*Exercise details*. Would you filter these records and copy every line that has the word "arrow"?

*Information*.
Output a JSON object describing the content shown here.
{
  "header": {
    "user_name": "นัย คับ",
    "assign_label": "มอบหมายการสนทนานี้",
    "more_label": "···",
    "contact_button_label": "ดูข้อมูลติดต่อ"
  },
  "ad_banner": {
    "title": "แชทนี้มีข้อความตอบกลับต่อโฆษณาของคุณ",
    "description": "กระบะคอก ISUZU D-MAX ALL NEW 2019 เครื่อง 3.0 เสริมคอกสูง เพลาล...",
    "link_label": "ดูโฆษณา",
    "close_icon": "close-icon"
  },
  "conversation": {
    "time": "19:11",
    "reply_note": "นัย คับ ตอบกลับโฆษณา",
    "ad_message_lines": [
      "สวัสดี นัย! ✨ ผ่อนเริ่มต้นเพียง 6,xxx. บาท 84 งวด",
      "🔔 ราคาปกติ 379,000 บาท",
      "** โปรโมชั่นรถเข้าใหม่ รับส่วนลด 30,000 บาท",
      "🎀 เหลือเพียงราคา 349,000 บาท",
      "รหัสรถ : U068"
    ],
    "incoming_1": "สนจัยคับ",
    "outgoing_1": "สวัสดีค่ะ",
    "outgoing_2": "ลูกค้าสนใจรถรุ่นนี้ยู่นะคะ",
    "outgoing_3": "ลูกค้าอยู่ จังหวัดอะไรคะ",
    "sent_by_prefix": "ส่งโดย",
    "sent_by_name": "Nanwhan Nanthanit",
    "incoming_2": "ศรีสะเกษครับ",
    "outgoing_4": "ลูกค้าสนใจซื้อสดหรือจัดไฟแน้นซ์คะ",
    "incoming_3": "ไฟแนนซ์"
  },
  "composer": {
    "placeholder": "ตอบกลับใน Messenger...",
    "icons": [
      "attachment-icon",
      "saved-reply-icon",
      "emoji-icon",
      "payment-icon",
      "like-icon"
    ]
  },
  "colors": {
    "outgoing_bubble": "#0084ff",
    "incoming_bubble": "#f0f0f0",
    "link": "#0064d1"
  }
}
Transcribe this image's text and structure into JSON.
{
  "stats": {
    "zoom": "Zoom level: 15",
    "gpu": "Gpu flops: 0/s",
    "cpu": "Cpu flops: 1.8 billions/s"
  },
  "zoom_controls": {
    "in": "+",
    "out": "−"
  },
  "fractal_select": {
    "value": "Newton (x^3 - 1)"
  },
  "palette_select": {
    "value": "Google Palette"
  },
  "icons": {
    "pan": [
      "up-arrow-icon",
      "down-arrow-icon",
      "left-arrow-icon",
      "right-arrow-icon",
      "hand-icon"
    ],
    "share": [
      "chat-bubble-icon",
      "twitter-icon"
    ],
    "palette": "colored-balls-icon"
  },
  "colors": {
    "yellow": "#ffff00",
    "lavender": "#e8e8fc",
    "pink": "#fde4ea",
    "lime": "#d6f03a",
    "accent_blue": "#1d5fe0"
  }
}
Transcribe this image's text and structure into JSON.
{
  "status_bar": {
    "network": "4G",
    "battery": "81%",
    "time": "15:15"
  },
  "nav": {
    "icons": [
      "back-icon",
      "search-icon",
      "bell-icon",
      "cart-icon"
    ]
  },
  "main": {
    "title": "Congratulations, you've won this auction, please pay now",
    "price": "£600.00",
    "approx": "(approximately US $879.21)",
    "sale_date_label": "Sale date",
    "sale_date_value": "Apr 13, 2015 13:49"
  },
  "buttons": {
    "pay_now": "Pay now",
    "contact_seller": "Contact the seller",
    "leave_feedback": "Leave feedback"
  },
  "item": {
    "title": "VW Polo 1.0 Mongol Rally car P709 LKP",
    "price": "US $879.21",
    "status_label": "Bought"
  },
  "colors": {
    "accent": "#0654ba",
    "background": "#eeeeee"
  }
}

*Finished task*.
      "up-arrow-icon",
      "down-arrow-icon",
      "left-arrow-icon",
      "right-arrow-icon",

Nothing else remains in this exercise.